- "Sal Buscema interview". Comic Zone Radio. June 14, 2004. Archived from the original on February 12, 2011.
- Miller, John Jackson (June 10, 2005). "Comics Industry Birthdays". Comics Buyer's Guide. Archived from the original on October 29, 2010. Retrieved December 12, 2010.
- "He Renders ROM: 'Our Pal' Sal Buscema," "Space Notes," ROM #6 (Marvel Comics, May 1980).
- Reed, Bill (May 8, 2007). "365 Reasons to Love Comics: #128 - Sal Buscema". Comics Should be Good (column), ComicBookResources.com. Archived from the original on February 6, 2011. Retrieved March 3, 2009.
- Amash, Jim, with Eric Nolen-Weathington, Sal Buscema: Comics' Fast & Furious Artist (TwoMorrows Publishing, 2010), ISBN 978-1-60549-021-2 (trade paperback), ISBN 978-1-60549-022-9 (hardcover), p. 6
- Amash, p. 8, 10
- Amash, p. 9
- Hatcher, Greg (July 18, 2003). "San Diego, Day One: Sal Buscema Still Having a Ball After All These Years". ComicBookResources.com.

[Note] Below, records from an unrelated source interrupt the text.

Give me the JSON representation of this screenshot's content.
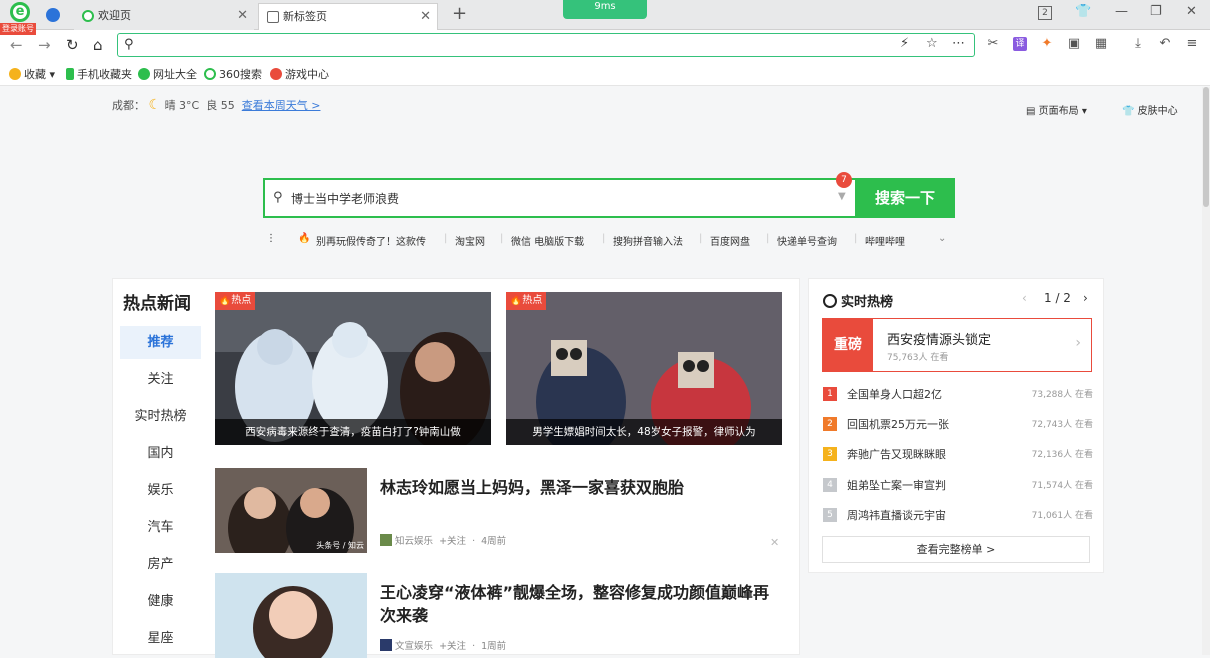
{
  "browser": {
    "login_badge": "登录账号",
    "tabs": [
      {
        "label": "欢迎页"
      },
      {
        "label": "新标签页"
      }
    ],
    "speed": "9ms",
    "tab_count": "2",
    "url_value": ""
  },
  "bookmarks": [
    {
      "label": "收藏"
    },
    {
      "label": "手机收藏夹"
    },
    {
      "label": "网址大全"
    },
    {
      "label": "360搜索"
    },
    {
      "label": "游戏中心"
    }
  ],
  "weather": {
    "city": "成都：",
    "cond": "晴 3°C",
    "aqi": "良 55",
    "link": "查看本周天气 >"
  },
  "top_links": {
    "layout": "页面布局",
    "skin": "皮肤中心"
  },
  "search": {
    "value": "博士当中学老师浪费",
    "button": "搜索一下",
    "badge": "7"
  },
  "hotlinks": [
    "别再玩假传奇了！这款传",
    "淘宝网",
    "微信 电脑版下载",
    "搜狗拼音输入法",
    "百度网盘",
    "快递单号查询",
    "哔哩哔哩"
  ],
  "news": {
    "title": "热点新闻",
    "categories": [
      "推荐",
      "关注",
      "实时热榜",
      "国内",
      "娱乐",
      "汽车",
      "房产",
      "健康",
      "星座"
    ],
    "tag": "热点",
    "big": [
      {
        "caption": "西安病毒来源终于查清，疫苗白打了?钟南山做"
      },
      {
        "caption": "男学生嫖娼时间太长，48岁女子报警，律师认为"
      }
    ],
    "articles": [
      {
        "title": "林志玲如愿当上妈妈，黑泽一家喜获双胞胎",
        "source": "知云娱乐",
        "follow": "+关注",
        "time": "4周前",
        "watermark": "头条号 / 知云"
      },
      {
        "title": "王心凌穿“液体裤”靓爆全场，整容修复成功颜值巅峰再次来袭",
        "source": "文宣娱乐",
        "follow": "+关注",
        "time": "1周前"
      }
    ]
  },
  "hot": {
    "title": "实时热榜",
    "page": "1 / 2",
    "top": {
      "label": "重磅",
      "title": "西安疫情源头锁定",
      "count": "75,763人 在看"
    },
    "items": [
      {
        "num": "1",
        "title": "全国单身人口超2亿",
        "count": "73,288人 在看",
        "color": "#e94b3c"
      },
      {
        "num": "2",
        "title": "回国机票25万元一张",
        "count": "72,743人 在看",
        "color": "#f07a2a"
      },
      {
        "num": "3",
        "title": "奔驰广告又现眯眯眼",
        "count": "72,136人 在看",
        "color": "#f5b21c"
      },
      {
        "num": "4",
        "title": "姐弟坠亡案一审宣判",
        "count": "71,574人 在看",
        "color": "#c5c8cc"
      },
      {
        "num": "5",
        "title": "周鸿祎直播谈元宇宙",
        "count": "71,061人 在看",
        "color": "#c5c8cc"
      }
    ],
    "full": "查看完整榜单 >"
  }
}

Archived from the original on February 10, 2011. (requires scrolldown)
- Amash, p. 12
- Amash, pp. 6-7
- Amash, pp. 10-11
- Amash, pp. 12-13
- Amash, p. 14
- Amash, pp. 14-15
- Amash, p. 15
- Amash, p 16
- Amash, p. 18
- Amash, p. 27
- Sal Buscema at the Grand Comics Database
- Amash, p. 28
- Amash, p. 26
- MacDonnell, Clare (January 1, 1998). "Fit as a Fiddler at Little Theatre". Arlington Catholic Herald (Arlington, Virginia). Archived from the original on December 6, 2011. Retrieved March 9, 2009.
John Romita, Sr.
|Captain America artist
|The Defenders artist
|Marvel Team-Up artist
|The Incredible Hulk artist
|Peter Parker, The Spectacular Spider-Man artist
|Captain America artist
|Rom Spaceknight artist
|Spectacular Spider-Man artist
|Amazing Spider-Girl inker